Ex Vivo Imaging

Figure 5a: Detection of BBR Expression in Frozen Tumor Tissue Sections. To assess binding specificity of BombesinRSense 680 (BRS 680),tumors were removed from HT-29-tumor bearing mice, and frozen sections (10 micron thickness) were incubated with 1 μM BombesinRSense 680 for 15 minutes at room temperature, with or without previous incubation (for 15 minutes at 37 ˚C) with 100 μM native bombesin. The tissue was rinsed and imaged by fluorescence microscopy with BombesinRSense 680 signal shown in red and DAPI (shown in blue) as a nuclear counterstain.

Figure 5b: Detection of BBR Expression in Frozen Tumor Tissue Sections. To confirm proper tumor localization of BombesinRSense 680 in vivo, HT-29 tumor bearing mice were injected with 2 nmoles of BombesinRSense 680. Tumors were excised 24 hours later and 10 micron sections were compared to serial sections stained with a rabbit polyclonal antibody against GRPR (BB2 receptor). Sections were imaged by fluorescence microscopy with BombesinRSense 680 signal shown in red and DAPI (shown in blue) as a nuclear counterstain.

Frozen Tissue Protocol

We have validated BombesinRSense 680 for use with frozen tissue samples. Here is a brief protocol with a recommended concentration of agent to use:

  1. Freeze tumor/tissue (without agent) and section 5-10 µm by cryostat.  For specificity, pre-incubate sample with native bombesin 15 min prior incubation with agent.
  2. Incubate with 1 µM BombesinRSense 680 at 37ºC for 15 min.
  3. Wash 2x with PBS. 
  4. Mount with anti-fade reagent.
  5. Fluorescence microscopy filter: Cy5.5*

Using BombesinRSense 680 in vitro

Flow cytometry and in vitro microscopy

We have validated BombesinRSense 680 for use with fluorescence microscopes and flow cytometers. Here is a brief protocol with a recommended concentration of agent to use:

  1. Resuspend cells in 1x PBS. For competition study (with excess native bombesin), treat with 50 μg/ml Mitomycin C for 3 hours prior incubation with agent. 
  2. Incubate cells with 1 µM BombesinRSense 680 for 5 min at 37°C 
  3. Wash 1-2x with PBS. 
  4. Flow cytometry filter settings: 712/21
    Fluorescence micrsocopy filter: Cy 5.5
Figure 6: HT-29 cells were incubated with either 1 μM BombesinRSense 680 or a negative control agent (scrambled peptide) for 5 min at room temperature, with or without prior incubation with 100 μM of native unlabeled bombesin (15 min at 37 ˚C) to compete for binding. Cells were rinsed and imaged by both flow cytometry (A) and by fluorescence microscopy (B). Red signal is BombesinRSense 680 and blue signal represents DAPI nuclear counterstain.
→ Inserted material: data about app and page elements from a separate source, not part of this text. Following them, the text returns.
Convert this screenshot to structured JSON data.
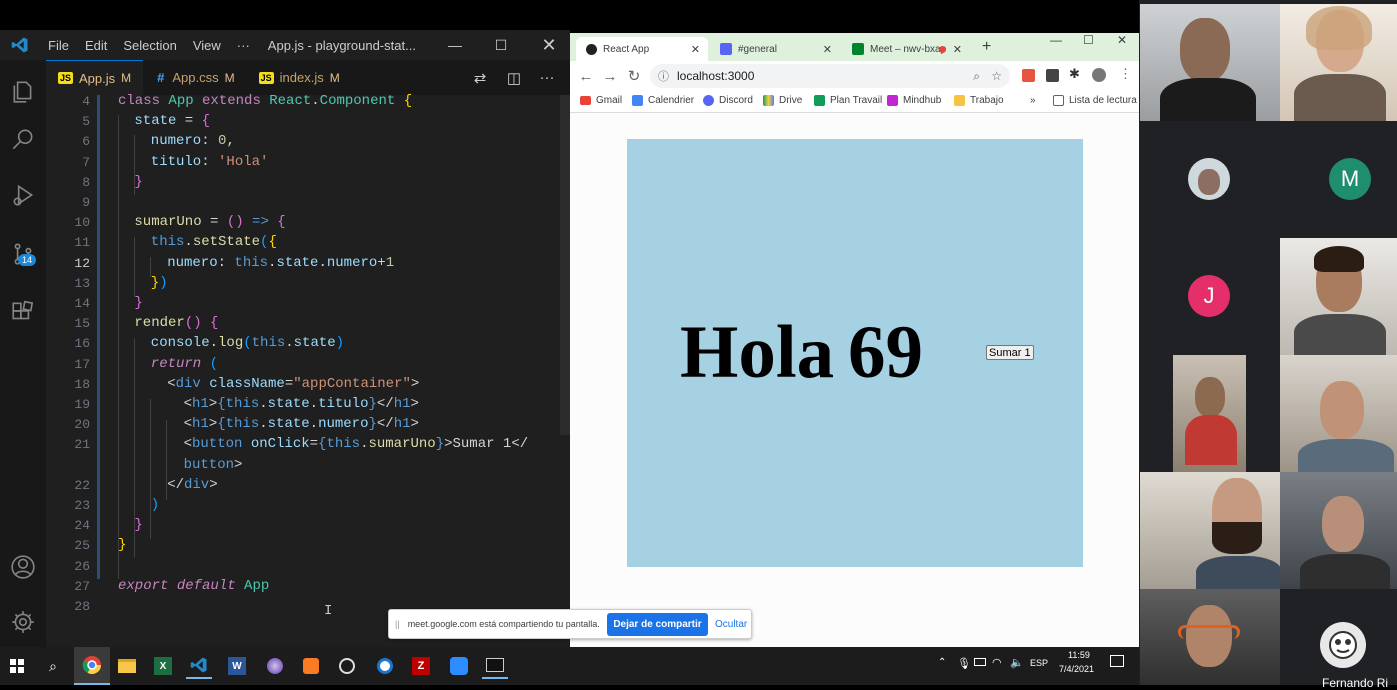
{
  "vscode": {
    "menu": [
      "File",
      "Edit",
      "Selection",
      "View",
      "···"
    ],
    "title": "App.js - playground-stat...",
    "tabs": [
      {
        "name": "App.js",
        "type": "JS",
        "status": "M"
      },
      {
        "name": "App.css",
        "type": "#",
        "status": "M"
      },
      {
        "name": "index.js",
        "type": "JS",
        "status": "M"
      }
    ],
    "badge_count": "14",
    "line_numbers": [
      "4",
      "5",
      "6",
      "7",
      "8",
      "9",
      "10",
      "11",
      "12",
      "13",
      "14",
      "15",
      "16",
      "17",
      "18",
      "19",
      "20",
      "21",
      "",
      "22",
      "23",
      "24",
      "25",
      "26",
      "27",
      "28"
    ],
    "code": {
      "l4": [
        "class",
        " App ",
        "extends",
        " React",
        ".",
        "Component",
        " {"
      ],
      "l5": [
        "state",
        " = ",
        "{"
      ],
      "l6": [
        "numero",
        ": ",
        "0",
        ","
      ],
      "l7": [
        "titulo",
        ": ",
        "'Hola'"
      ],
      "l8": [
        "}"
      ],
      "l10": [
        "sumarUno",
        " = ",
        "()",
        " => ",
        "{"
      ],
      "l11": [
        "this",
        ".",
        "setState",
        "(",
        "{"
      ],
      "l12": [
        "numero",
        ": ",
        "this",
        ".",
        "state",
        ".",
        "numero",
        "+",
        "1"
      ],
      "l13": [
        "}",
        ")"
      ],
      "l14": [
        "}"
      ],
      "l15": [
        "render",
        "() ",
        "{"
      ],
      "l16": [
        "console",
        ".",
        "log",
        "(",
        "this",
        ".",
        "state",
        ")"
      ],
      "l17": [
        "return",
        " ("
      ],
      "l18": [
        "<",
        "div",
        " ",
        "className",
        "=",
        "\"appContainer\"",
        ">"
      ],
      "l19": [
        "<",
        "h1",
        ">",
        "{",
        "this",
        ".",
        "state",
        ".",
        "titulo",
        "}",
        "</",
        "h1",
        ">"
      ],
      "l20": [
        "<",
        "h1",
        ">",
        "{",
        "this",
        ".",
        "state",
        ".",
        "numero",
        "}",
        "</",
        "h1",
        ">"
      ],
      "l21": [
        "<",
        "button",
        " ",
        "onClick",
        "=",
        "{",
        "this",
        ".",
        "sumarUno",
        "}",
        ">",
        "Sumar 1",
        "</"
      ],
      "l21b": [
        "button",
        ">"
      ],
      "l22": [
        "</",
        "div",
        ">"
      ],
      "l23": [
        ")"
      ],
      "l24": [
        "}"
      ],
      "l25": [
        "}"
      ],
      "l27": [
        "export",
        " ",
        "default",
        " ",
        "App"
      ]
    }
  },
  "chrome": {
    "tabs": [
      "React App",
      "#general",
      "Meet – nwv-bxap"
    ],
    "url": "localhost:3000",
    "bookmarks": [
      "Gmail",
      "Calendrier",
      "Discord",
      "Drive",
      "Plan Travail",
      "Mindhub",
      "Trabajo",
      "»",
      "Lista de lectura"
    ],
    "page": {
      "titulo": "Hola",
      "numero": "69",
      "button": "Sumar 1"
    }
  },
  "sharebar": {
    "text": "meet.google.com está compartiendo tu pantalla.",
    "stop": "Dejar de compartir",
    "hide": "Ocultar"
  },
  "meet": {
    "avatars": [
      "M",
      "J"
    ],
    "bottom_name": "Fernando Ri"
  },
  "taskbar": {
    "lang": "ESP",
    "time": "11:59",
    "date": "7/4/2021"
  },
  "colors": {
    "vscode_bg": "#1e1e1e",
    "page_container": "#a6d1e3",
    "accent_blue": "#1a73e8"
  }
}
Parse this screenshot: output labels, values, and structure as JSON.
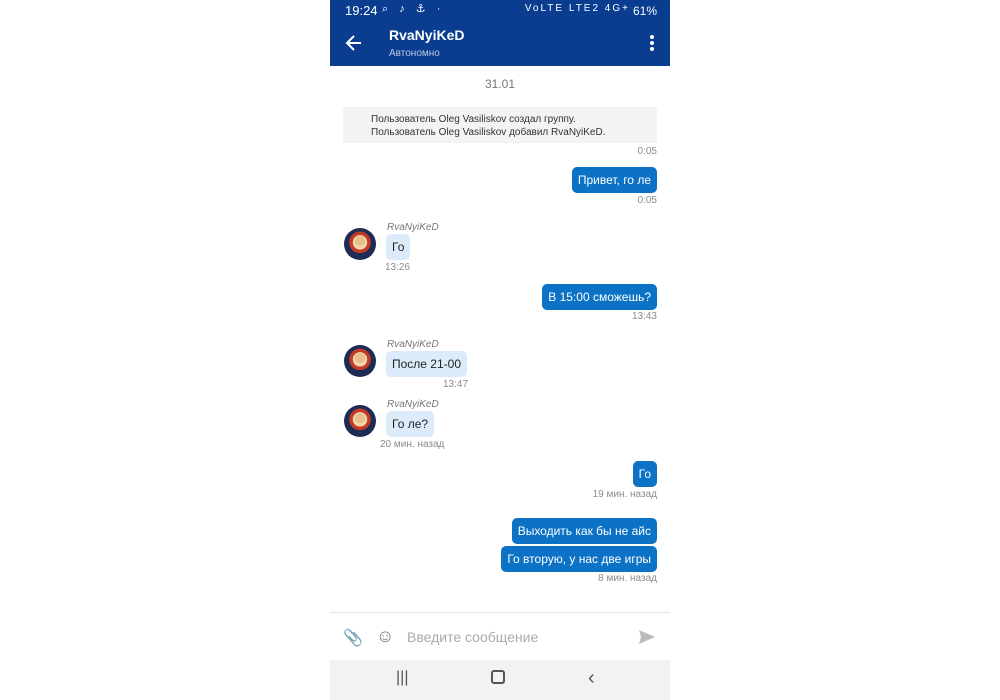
{
  "status_bar": {
    "time": "19:24",
    "left_icons": [
      "search-icon",
      "tiktok-icon",
      "app-icon",
      "dot"
    ],
    "network": "VoLTE LTE2 4G+",
    "battery": "61%"
  },
  "header": {
    "title": "RvaNyiKeD",
    "subtitle": "Автономно"
  },
  "chat": {
    "date": "31.01",
    "system_lines": [
      "Пользователь Oleg Vasiliskov создал группу.",
      "Пользователь Oleg Vasiliskov добавил RvaNyiKeD."
    ],
    "system_time": "0:05",
    "messages": [
      {
        "dir": "out",
        "text": "Привет, го ле",
        "time": "0:05"
      },
      {
        "dir": "in",
        "sender": "RvaNyiKeD",
        "text": "Го",
        "time": "13:26"
      },
      {
        "dir": "out",
        "text": "В 15:00 сможешь?",
        "time": "13:43"
      },
      {
        "dir": "in",
        "sender": "RvaNyiKeD",
        "text": "После 21-00",
        "time": "13:47"
      },
      {
        "dir": "in",
        "sender": "RvaNyiKeD",
        "text": "Го ле?",
        "time": "20 мин. назад"
      },
      {
        "dir": "out",
        "text": "Го",
        "time": "19 мин. назад"
      },
      {
        "dir": "out",
        "text": "Выходить как бы не айс",
        "time": ""
      },
      {
        "dir": "out",
        "text": "Го вторую, у нас две игры",
        "time": "8 мин. назад"
      }
    ]
  },
  "composer": {
    "placeholder": "Введите сообщение"
  },
  "colors": {
    "header": "#0a3d8f",
    "outgoing_bubble": "#0b72c5",
    "incoming_bubble": "#dcebfa"
  }
}
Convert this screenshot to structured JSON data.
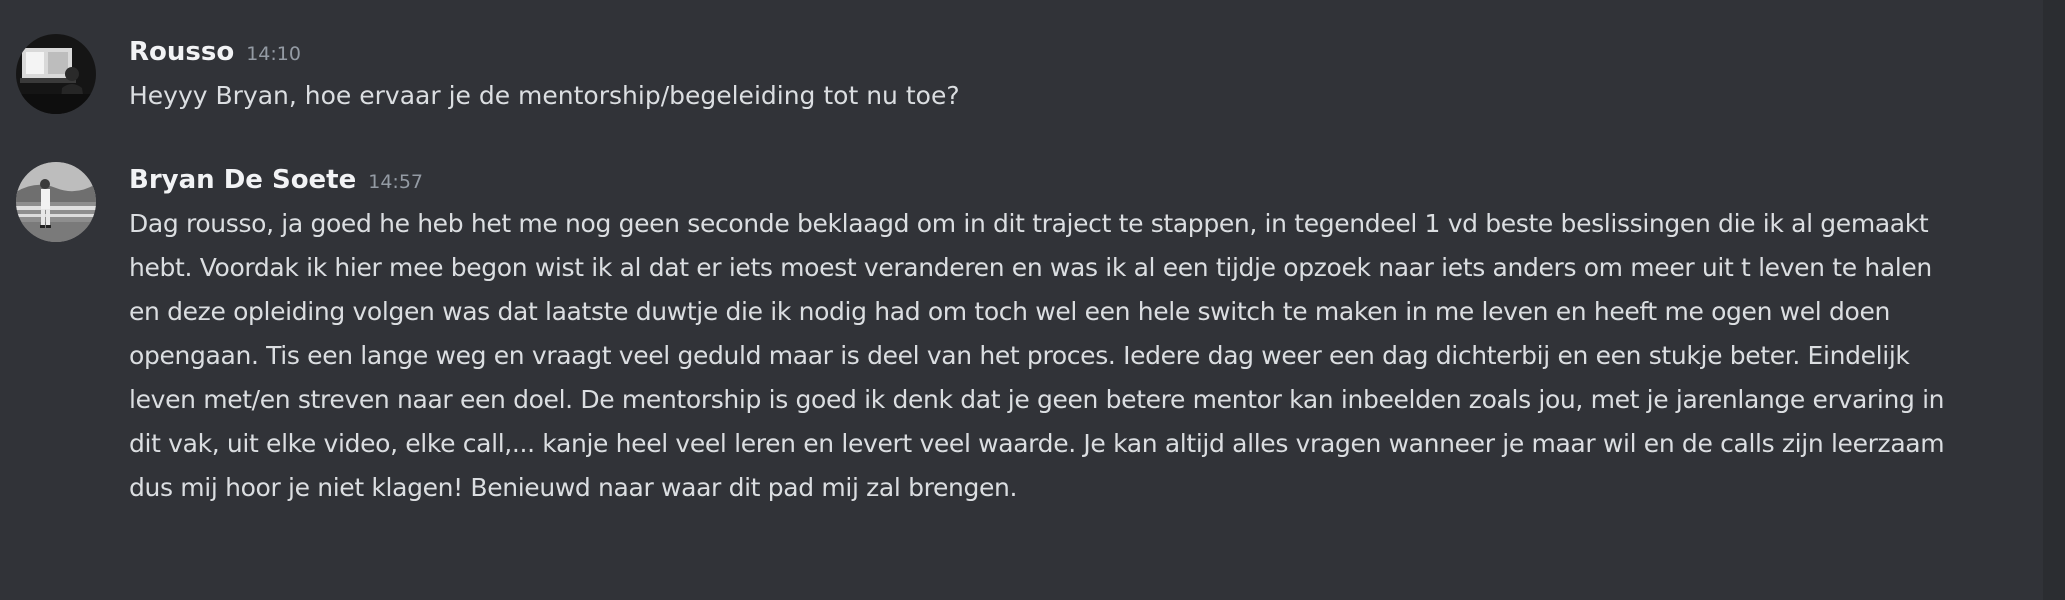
{
  "messages": [
    {
      "author": "Rousso",
      "timestamp": "14:10",
      "avatar_icon": "user-avatar-icon",
      "text": "Heyyy Bryan, hoe ervaar je de mentorship/begeleiding tot nu toe?"
    },
    {
      "author": "Bryan De Soete",
      "timestamp": "14:57",
      "avatar_icon": "user-avatar-icon",
      "text": "Dag rousso, ja goed he heb het me nog geen seconde beklaagd om in dit traject te stappen, in tegendeel 1 vd beste beslissingen die ik al gemaakt hebt. Voordak ik hier mee begon wist ik al dat er iets moest veranderen en was ik al een tijdje opzoek naar iets anders om meer uit t leven te halen en deze opleiding volgen was dat laatste duwtje die ik nodig had om toch wel een hele switch te maken in me leven en heeft me ogen wel doen opengaan. Tis een lange weg en vraagt veel geduld maar is deel van het proces. Iedere dag weer een dag dichterbij en een stukje beter. Eindelijk leven met/en streven naar een doel. De mentorship is goed ik denk dat je geen betere mentor kan inbeelden zoals jou, met je jarenlange ervaring in dit vak, uit elke video, elke call,... kanje heel veel leren en levert veel waarde. Je kan altijd alles vragen wanneer je maar wil en de calls zijn leerzaam dus mij hoor je niet klagen! Benieuwd naar waar dit pad mij zal brengen."
    }
  ],
  "colors": {
    "background": "#313338",
    "username": "#f2f3f5",
    "timestamp": "#949ba4",
    "message_text": "#dbdee1"
  }
}
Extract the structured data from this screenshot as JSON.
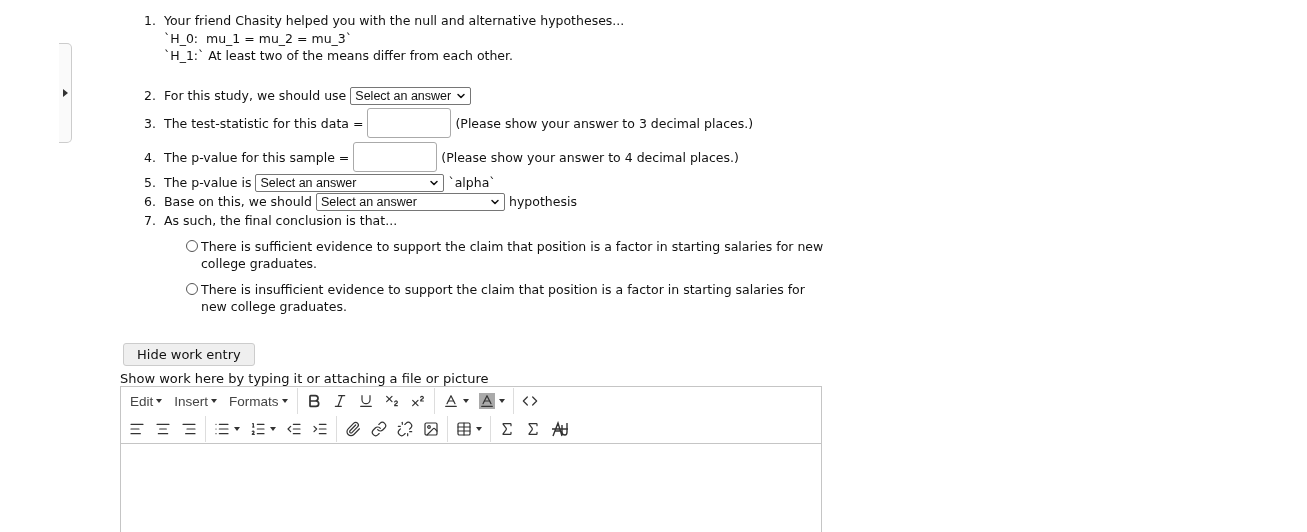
{
  "questions": [
    {
      "number": "1.",
      "kind": "text",
      "text": "Your friend Chasity helped you with the null and alternative hypotheses...",
      "lines": [
        "`H_0:  mu_1 = mu_2 = mu_3`",
        "`H_1:` At least two of the means differ from each other."
      ]
    },
    {
      "number": "2.",
      "kind": "select",
      "before": "For this study, we should use",
      "value": "Select an answer"
    },
    {
      "number": "3.",
      "kind": "input",
      "before": "The test-statistic for this data =",
      "after": "(Please show your answer to 3 decimal places.)"
    },
    {
      "number": "4.",
      "kind": "input",
      "before": "The p-value for this sample =",
      "after": "(Please show your answer to 4 decimal places.)"
    },
    {
      "number": "5.",
      "kind": "select",
      "before": "The p-value is",
      "value": "Select an answer",
      "after": "`alpha`"
    },
    {
      "number": "6.",
      "kind": "select",
      "before": "Base on this, we should",
      "value": "Select an answer",
      "after": "hypothesis"
    },
    {
      "number": "7.",
      "kind": "text",
      "text": "As such, the final conclusion is that..."
    }
  ],
  "options": [
    {
      "label": "There is sufficient evidence to support the claim that position is a factor in starting salaries for new college graduates.",
      "selected": false
    },
    {
      "label": "There is insufficient evidence to support the claim that position is a factor in starting salaries for new college graduates.",
      "selected": false
    }
  ],
  "work": {
    "toggle_button": "Hide work entry",
    "caption": "Show work here by typing it or attaching a file or picture",
    "menus": [
      "Edit",
      "Insert",
      "Formats"
    ]
  }
}
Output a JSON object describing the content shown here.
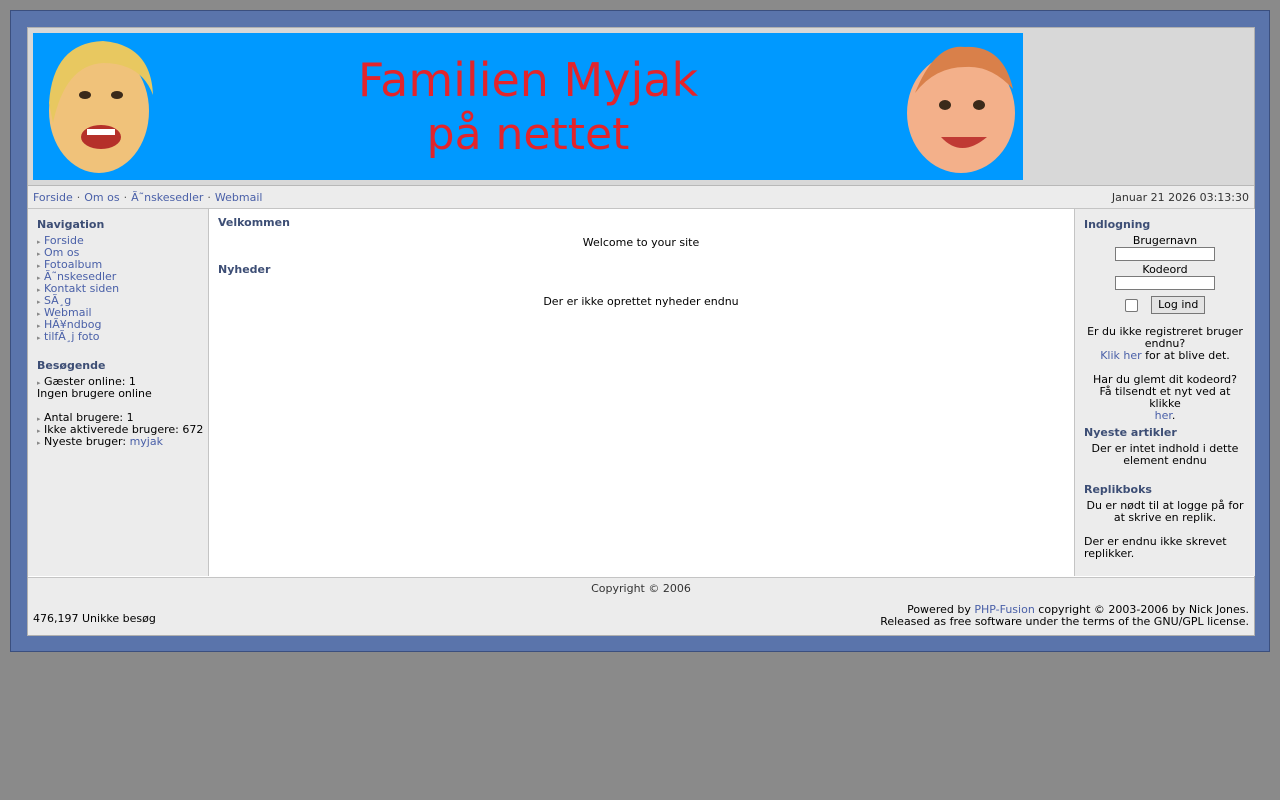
{
  "banner": {
    "line1": "Familien Myjak",
    "line2": "på nettet"
  },
  "topnav": {
    "links": [
      "Forside",
      "Om os",
      "Ã˜nskesedler",
      "Webmail"
    ],
    "separator": "·",
    "datetime": "Januar 21 2026 03:13:30"
  },
  "navigation": {
    "title": "Navigation",
    "items": [
      "Forside",
      "Om os",
      "Fotoalbum",
      "Ã˜nskesedler",
      "Kontakt siden",
      "SÃ¸g",
      "Webmail",
      "HÃ¥ndbog",
      "tilfÃ¸j foto"
    ]
  },
  "visitors": {
    "title": "Besøgende",
    "guests_online": "Gæster online: 1",
    "no_users": "Ingen brugere online",
    "user_count": "Antal brugere: 1",
    "inactive": "Ikke aktiverede brugere: 672",
    "newest_label": "Nyeste bruger:",
    "newest_user": "myjak"
  },
  "main": {
    "welcome_title": "Velkommen",
    "welcome_text": "Welcome to your site",
    "news_title": "Nyheder",
    "news_empty": "Der er ikke oprettet nyheder endnu"
  },
  "login": {
    "title": "Indlogning",
    "username_label": "Brugernavn",
    "password_label": "Kodeord",
    "button": "Log ind",
    "not_registered": "Er du ikke registreret bruger endnu?",
    "click_here": "Klik her",
    "become_one": "for at blive det.",
    "forgot": "Har du glemt dit kodeord?",
    "send_new": "Få tilsendt et nyt ved at klikke",
    "here": "her",
    "period": "."
  },
  "articles": {
    "title": "Nyeste artikler",
    "empty": "Der er intet indhold i dette element endnu"
  },
  "shoutbox": {
    "title": "Replikboks",
    "must_login": "Du er nødt til at logge på for at skrive en replik.",
    "empty": "Der er endnu ikke skrevet replikker."
  },
  "footer": {
    "copyright": "Copyright © 2006",
    "visits": "476,197 Unikke besøg",
    "powered_by": "Powered by",
    "phpfusion": "PHP-Fusion",
    "copyright_text": "copyright © 2003-2006 by Nick Jones.",
    "license": "Released as free software under the terms of the GNU/GPL license."
  },
  "colors": {
    "banner_bg": "#0099ff",
    "banner_text": "#e3242b",
    "outer_frame": "#5a74ab",
    "link": "#4a60a8",
    "caption": "#3d4e75"
  }
}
Application notes and posters

  • Application Note: Development of a Near Infrared Fluorescent Labeled Agent for Assessing Bombesin Receptor Expression in Cancer


Please visit our Citations Library for references using BombesinRSense 680 on the IVIS or on the FMT.